It is through gainful employment that woman has traversed most of the distance that separated her from the male; and nothing else can guarantee her liberty in practice.
-Simone De Beauvoir
If more women earned and controlled their own money...
almost all measures of human development would improve, including economic growth, poverty and inequality, health and education, and in the long-run potentially peace and security. But the proportion of women who are employed globally has remained stuck at around 50% since 2000, and there are an estimated 1.4 billion non-employed women in the world today. These women represent a vast, untapped source for human development.
As the majority (60%) of non-employed women live in just ten high population countries, including India, China, the United States of America and Pakistan, their labor market engagement has global implications. And just as importantly, in the smaller population countries with extremely low (<20%) female employment, including Syria, Iran, Afghanistan and Egypt, increasing women’s employment could yield major national and regional development returns.
Accordingly, all countries should make increasing women’s employment a central plank of national development policies by setting ambitious targets to increase the female employment to population ratio to above 50% by 2020 and to above 60% by 2030. To achieve this, countries should endorse policies and implement programs that simultaneously increase the supply of women who are “work-enabled” and the demand for their employment. It is important that all policies and programs are designed to specifically benefit women on the lowest incomes and women with dependent children, as they so often face steeper barriers to earning income. Prioritizing progress among these women should also maximize reductions in poverty and inequality and improvements in population health. The ultimate goal is to equalize male and female employment to population ratios over time.
The United Nations and its agencies should elevate women’s employment to center stage in the Sustainable Development Goals (2016-2030), ensure that all UN agencies understand the primacy of women’s incomes to development, and incorporate a women’s employment agenda into their programs. Getting back on the convergence track with women’s and men’s employment ratios could drive the next wave of global growth and development.
Back On Track
Equalizing women's & men's employment ratios could drive the next wave of global development. #JustActions

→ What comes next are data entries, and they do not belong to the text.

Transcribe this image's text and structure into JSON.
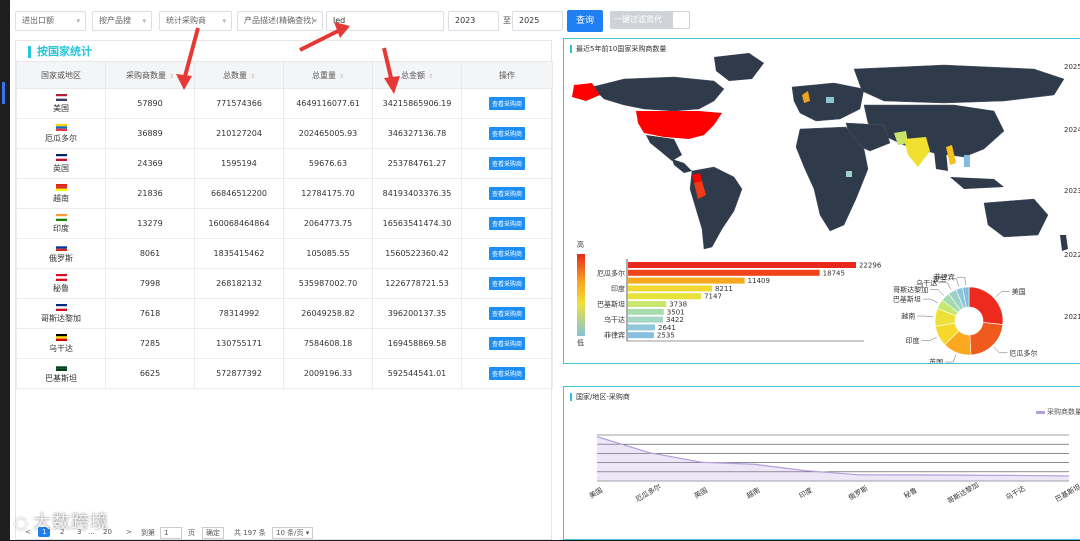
{
  "filters": {
    "direction": "进出口额",
    "dim": "按产品搜",
    "stat": "统计采购商",
    "product": "产品描述(精确查找)",
    "keyword": "led",
    "year_from": "2023",
    "to_label": "至",
    "year_to": "2025",
    "query_label": "查询",
    "filter_label": "一键过滤货代"
  },
  "section_title": "按国家统计",
  "table": {
    "headers": [
      "国家或地区",
      "采购商数量",
      "总数量",
      "总重量",
      "总金额",
      "操作"
    ],
    "action_label": "查看采购商",
    "rows": [
      {
        "country": "美国",
        "buyers": "57890",
        "qty": "771574366",
        "weight": "4649116077.61",
        "amount": "34215865906.19",
        "flag": [
          "#b22234",
          "#ffffff",
          "#3c3b6e"
        ]
      },
      {
        "country": "厄瓜多尔",
        "buyers": "36889",
        "qty": "210127204",
        "weight": "202465005.93",
        "amount": "346327136.78",
        "flag": [
          "#ffd100",
          "#0072ce",
          "#ef3340"
        ]
      },
      {
        "country": "英国",
        "buyers": "24369",
        "qty": "1595194",
        "weight": "59676.63",
        "amount": "253784761.27",
        "flag": [
          "#012169",
          "#ffffff",
          "#c8102e"
        ]
      },
      {
        "country": "越南",
        "buyers": "21836",
        "qty": "66846512200",
        "weight": "12784175.70",
        "amount": "84193403376.35",
        "flag": [
          "#da251d",
          "#da251d",
          "#ffff00"
        ]
      },
      {
        "country": "印度",
        "buyers": "13279",
        "qty": "160068464864",
        "weight": "2064773.75",
        "amount": "16563541474.30",
        "flag": [
          "#ff9933",
          "#ffffff",
          "#138808"
        ]
      },
      {
        "country": "俄罗斯",
        "buyers": "8061",
        "qty": "1835415462",
        "weight": "105085.55",
        "amount": "1560522360.42",
        "flag": [
          "#ffffff",
          "#0039a6",
          "#d52b1e"
        ]
      },
      {
        "country": "秘鲁",
        "buyers": "7998",
        "qty": "268182132",
        "weight": "535987002.70",
        "amount": "1226778721.53",
        "flag": [
          "#d91023",
          "#ffffff",
          "#d91023"
        ]
      },
      {
        "country": "哥斯达黎加",
        "buyers": "7618",
        "qty": "78314992",
        "weight": "26049258.82",
        "amount": "396200137.35",
        "flag": [
          "#002b7f",
          "#ffffff",
          "#ce1126"
        ]
      },
      {
        "country": "乌干达",
        "buyers": "7285",
        "qty": "130755171",
        "weight": "7584608.18",
        "amount": "169458869.58",
        "flag": [
          "#000000",
          "#fcdc04",
          "#d90000"
        ]
      },
      {
        "country": "巴基斯坦",
        "buyers": "6625",
        "qty": "572877392",
        "weight": "2009196.33",
        "amount": "592544541.01",
        "flag": [
          "#ffffff",
          "#01411c",
          "#01411c"
        ]
      }
    ]
  },
  "pager": {
    "prev": "<",
    "p1": "1",
    "p2": "2",
    "p3": "3",
    "ellipsis": "...",
    "plast": "20",
    "next": ">",
    "goto": "到第",
    "goto_val": "1",
    "page_unit": "页",
    "confirm": "确定",
    "total": "共 197 条",
    "size": "10 条/页"
  },
  "watermark": "大数跨境",
  "panel1_title": "最近5年前10国家采购商数量",
  "panel2_title": "国家/地区-采购商",
  "map_legend": {
    "high": "高",
    "low": "低"
  },
  "years": [
    "2025",
    "2024",
    "2023",
    "2022",
    "2021"
  ],
  "colors": {
    "accent": "#26c6da",
    "primary": "#1e7ef2",
    "ocean": "#ffffff",
    "land": "#2f3a4a"
  },
  "chart_data": [
    {
      "type": "bar",
      "orientation": "horizontal",
      "categories": [
        "",
        "厄瓜多尔",
        "",
        "印度",
        "",
        "巴基斯坦",
        "",
        "乌干达",
        "",
        "菲律宾"
      ],
      "values": [
        22296,
        18745,
        11409,
        8211,
        7147,
        3738,
        3501,
        3422,
        2641,
        2535
      ],
      "colors": [
        "#e8281e",
        "#f0451b",
        "#f8a81f",
        "#f1d830",
        "#e9e238",
        "#c9e76e",
        "#a8dcaf",
        "#a6d6c5",
        "#8fc7d8",
        "#87bfe0"
      ]
    },
    {
      "type": "pie",
      "labels": [
        "美国",
        "厄瓜多尔",
        "英国",
        "印度",
        "越南",
        "巴基斯坦",
        "哥斯达黎加",
        "乌干达",
        "波兰",
        "菲律宾"
      ],
      "values": [
        22296,
        18745,
        11409,
        8211,
        7147,
        3738,
        3501,
        3422,
        2641,
        2535
      ],
      "colors": [
        "#ee2a1f",
        "#f05a1c",
        "#fba81e",
        "#f6d82d",
        "#eee03a",
        "#c6e86e",
        "#a4dcae",
        "#9ed2c8",
        "#8cc6d8",
        "#84bce1"
      ]
    },
    {
      "type": "line",
      "series": [
        {
          "name": "采购商数量",
          "values": [
            57890,
            36889,
            24369,
            21836,
            13279,
            8061,
            7998,
            7618,
            7285,
            6625
          ]
        }
      ],
      "categories": [
        "美国",
        "厄瓜多尔",
        "英国",
        "越南",
        "印度",
        "俄罗斯",
        "秘鲁",
        "哥斯达黎加",
        "乌干达",
        "巴基斯坦"
      ],
      "ylim": [
        0,
        60000
      ]
    }
  ]
}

Most women live in societies where access to money determines quality of life. Money is required to buy food and clothing, housing, healthcare, education and transportation. But most women do not enjoy the same access to money as men do, and the freedom and control it offers.